Problem requirements
Leaving the images out, output each entry below exactly.

(Data about app and page elements)
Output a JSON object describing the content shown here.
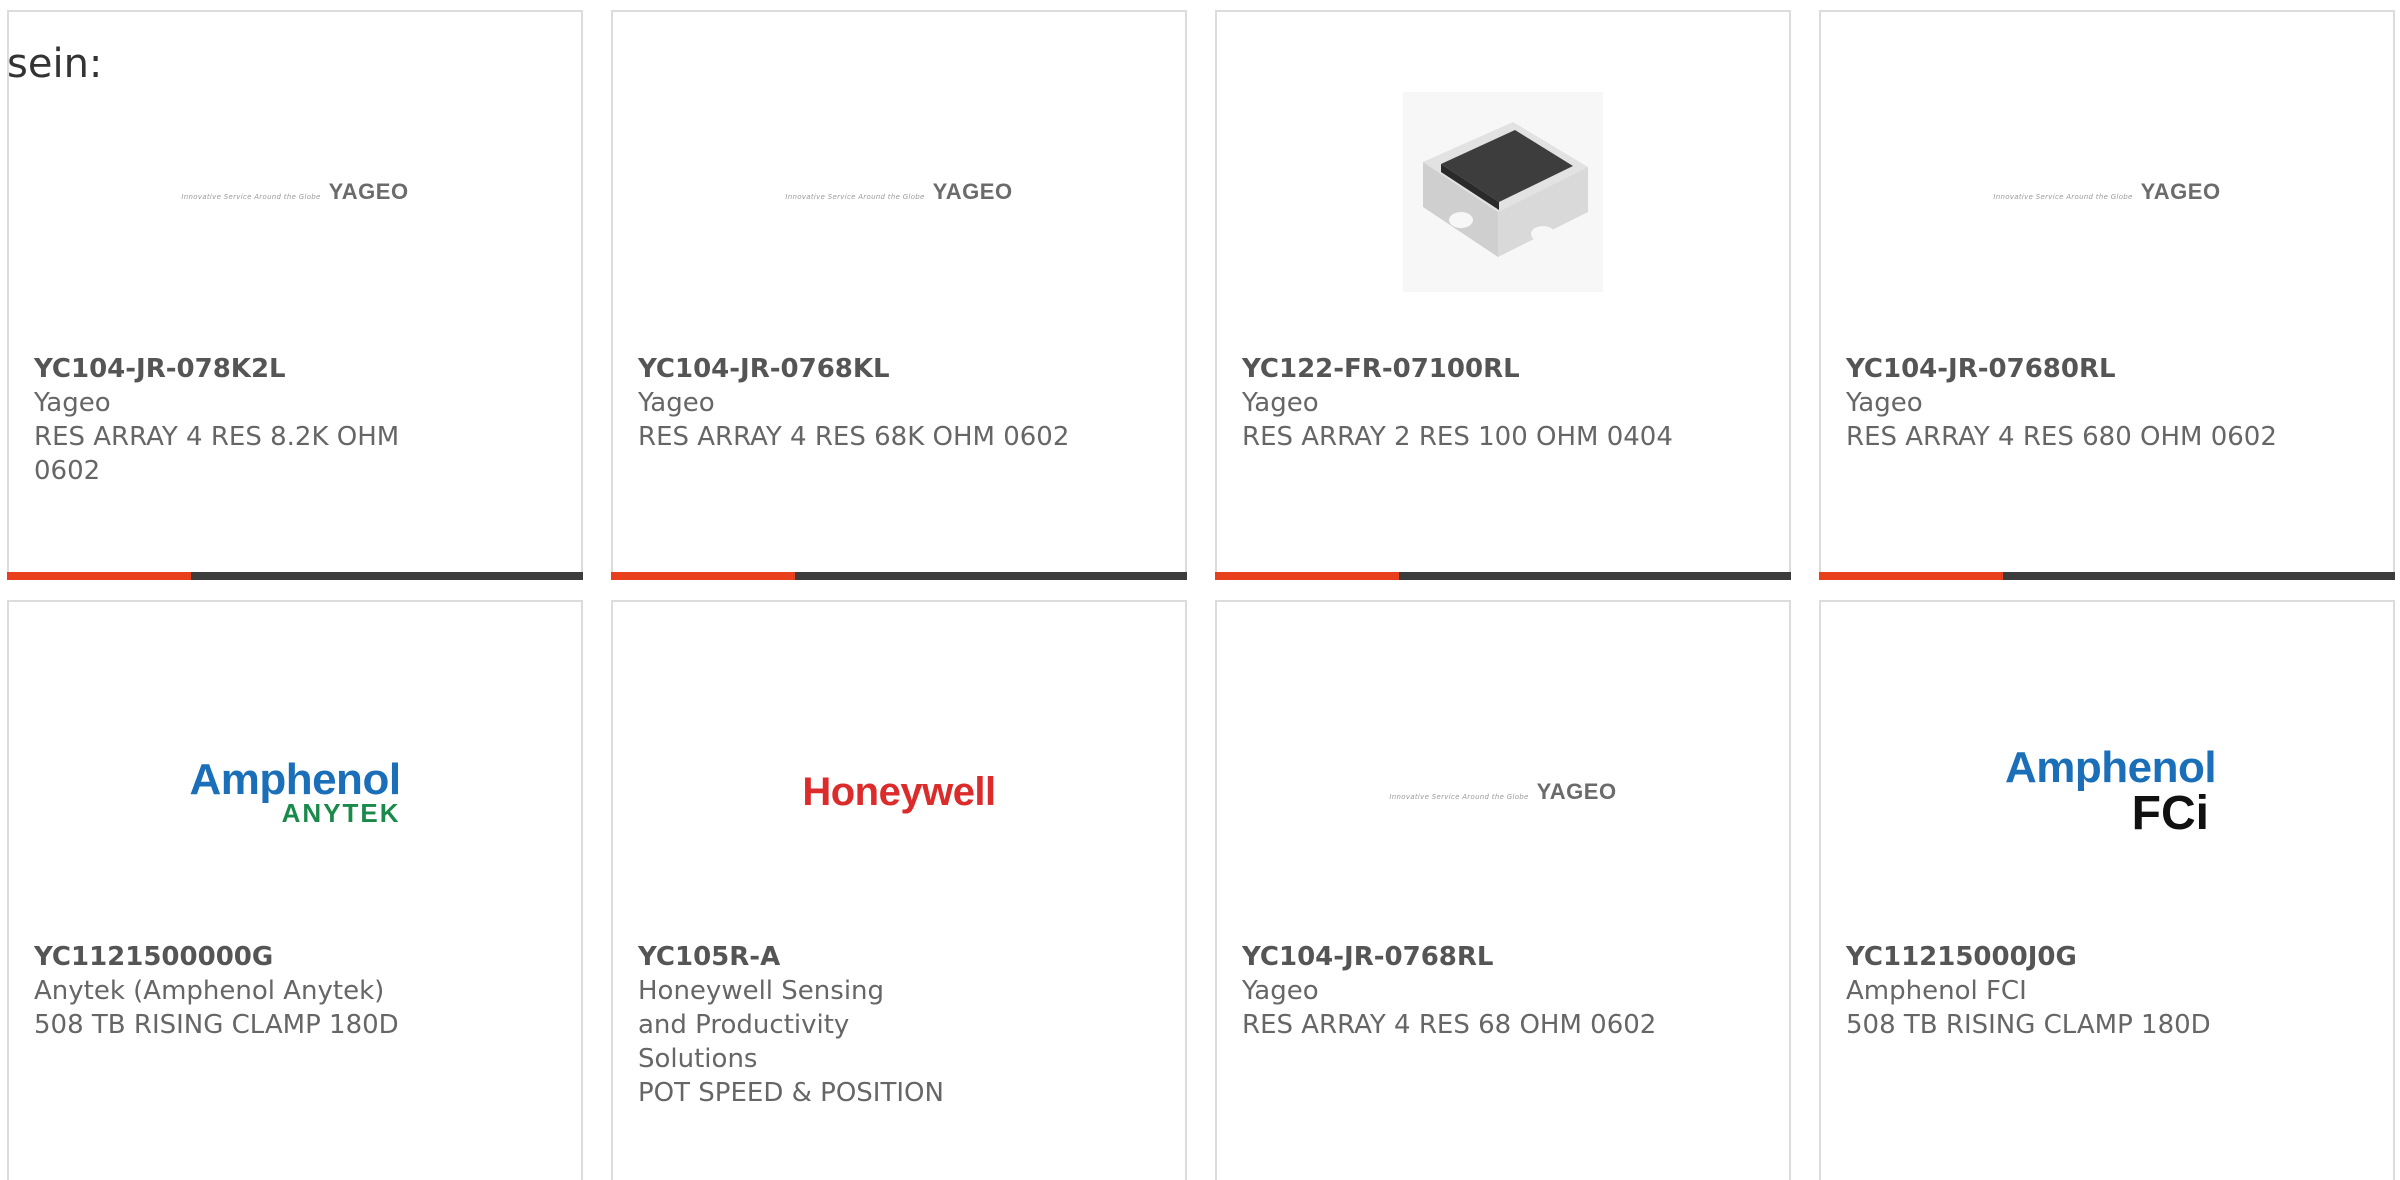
{
  "intro_text": "sein:",
  "products": [
    {
      "part_number": "YC104-JR-078K2L",
      "manufacturer": "Yageo",
      "description": "RES ARRAY 4 RES 8.2K OHM 0602",
      "image": "yageo-logo"
    },
    {
      "part_number": "YC104-JR-0768KL",
      "manufacturer": "Yageo",
      "description": "RES ARRAY 4 RES 68K OHM 0602",
      "image": "yageo-logo"
    },
    {
      "part_number": "YC122-FR-07100RL",
      "manufacturer": "Yageo",
      "description": "RES ARRAY 2 RES 100 OHM 0404",
      "image": "resistor-array-chip-photo"
    },
    {
      "part_number": "YC104-JR-07680RL",
      "manufacturer": "Yageo",
      "description": "RES ARRAY 4 RES 680 OHM 0602",
      "image": "yageo-logo"
    },
    {
      "part_number": "YC1121500000G",
      "manufacturer": "Anytek (Amphenol Anytek)",
      "description": "508 TB RISING CLAMP 180D",
      "image": "amphenol-anytek-logo"
    },
    {
      "part_number": "YC105R-A",
      "manufacturer": "Honeywell Sensing and Productivity Solutions",
      "description": "POT SPEED & POSITION",
      "image": "honeywell-logo"
    },
    {
      "part_number": "YC104-JR-0768RL",
      "manufacturer": "Yageo",
      "description": "RES ARRAY 4 RES 68 OHM 0602",
      "image": "yageo-logo"
    },
    {
      "part_number": "YC11215000J0G",
      "manufacturer": "Amphenol FCI",
      "description": "508 TB RISING CLAMP 180D",
      "image": "amphenol-fci-logo"
    }
  ],
  "logos": {
    "yageo_tagline": "Innovative Service Around the Globe",
    "yageo_name": "YAGEO",
    "amphenol": "Amphenol",
    "anytek": "ANYTEK",
    "honeywell": "Honeywell",
    "fci": "FCi"
  },
  "colors": {
    "accent_bar": "#e8401c",
    "bar": "#3c3c3c",
    "card_border": "#dcdcdc"
  }
}
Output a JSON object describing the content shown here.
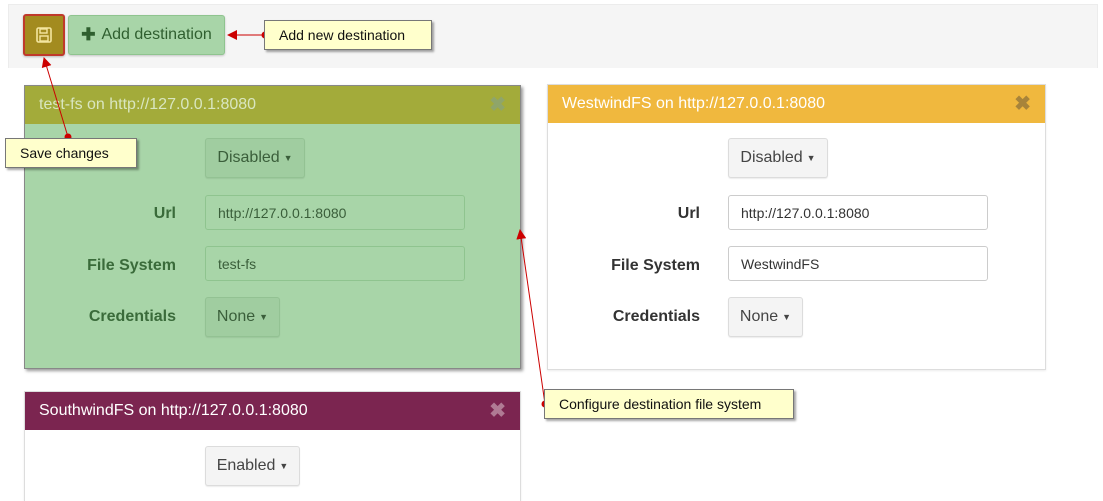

Answer to this problem
Output a JSON object describing the content shown here.
{
  "intro_text": "sein:",
  "products": [
    {
      "part_number": "YC104-JR-078K2L",
      "manufacturer": "Yageo",
      "description": "RES ARRAY 4 RES 8.2K OHM 0602",
      "image": "yageo-logo"
    },
    {
      "part_number": "YC104-JR-0768KL",
      "manufacturer": "Yageo",
      "description": "RES ARRAY 4 RES 68K OHM 0602",
      "image": "yageo-logo"
    },
    {
      "part_number": "YC122-FR-07100RL",
      "manufacturer": "Yageo",
      "description": "RES ARRAY 2 RES 100 OHM 0404",
      "image": "resistor-array-chip-photo"
    },
    {
      "part_number": "YC104-JR-07680RL",
      "manufacturer": "Yageo",
      "description": "RES ARRAY 4 RES 680 OHM 0602",
      "image": "yageo-logo"
    },
    {
      "part_number": "YC1121500000G",
      "manufacturer": "Anytek (Amphenol Anytek)",
      "description": "508 TB RISING CLAMP 180D",
      "image": "amphenol-anytek-logo"
    },
    {
      "part_number": "YC105R-A",
      "manufacturer": "Honeywell Sensing and Productivity Solutions",
      "description": "POT SPEED & POSITION",
      "image": "honeywell-logo"
    },
    {
      "part_number": "YC104-JR-0768RL",
      "manufacturer": "Yageo",
      "description": "RES ARRAY 4 RES 68 OHM 0602",
      "image": "yageo-logo"
    },
    {
      "part_number": "YC11215000J0G",
      "manufacturer": "Amphenol FCI",
      "description": "508 TB RISING CLAMP 180D",
      "image": "amphenol-fci-logo"
    }
  ],
  "logos": {
    "yageo_tagline": "Innovative Service Around the Globe",
    "yageo_name": "YAGEO",
    "amphenol": "Amphenol",
    "anytek": "ANYTEK",
    "honeywell": "Honeywell",
    "fci": "FCi"
  },
  "colors": {
    "accent_bar": "#e8401c",
    "bar": "#3c3c3c",
    "card_border": "#dcdcdc"
  }
}
Output a JSON object describing the content shown here.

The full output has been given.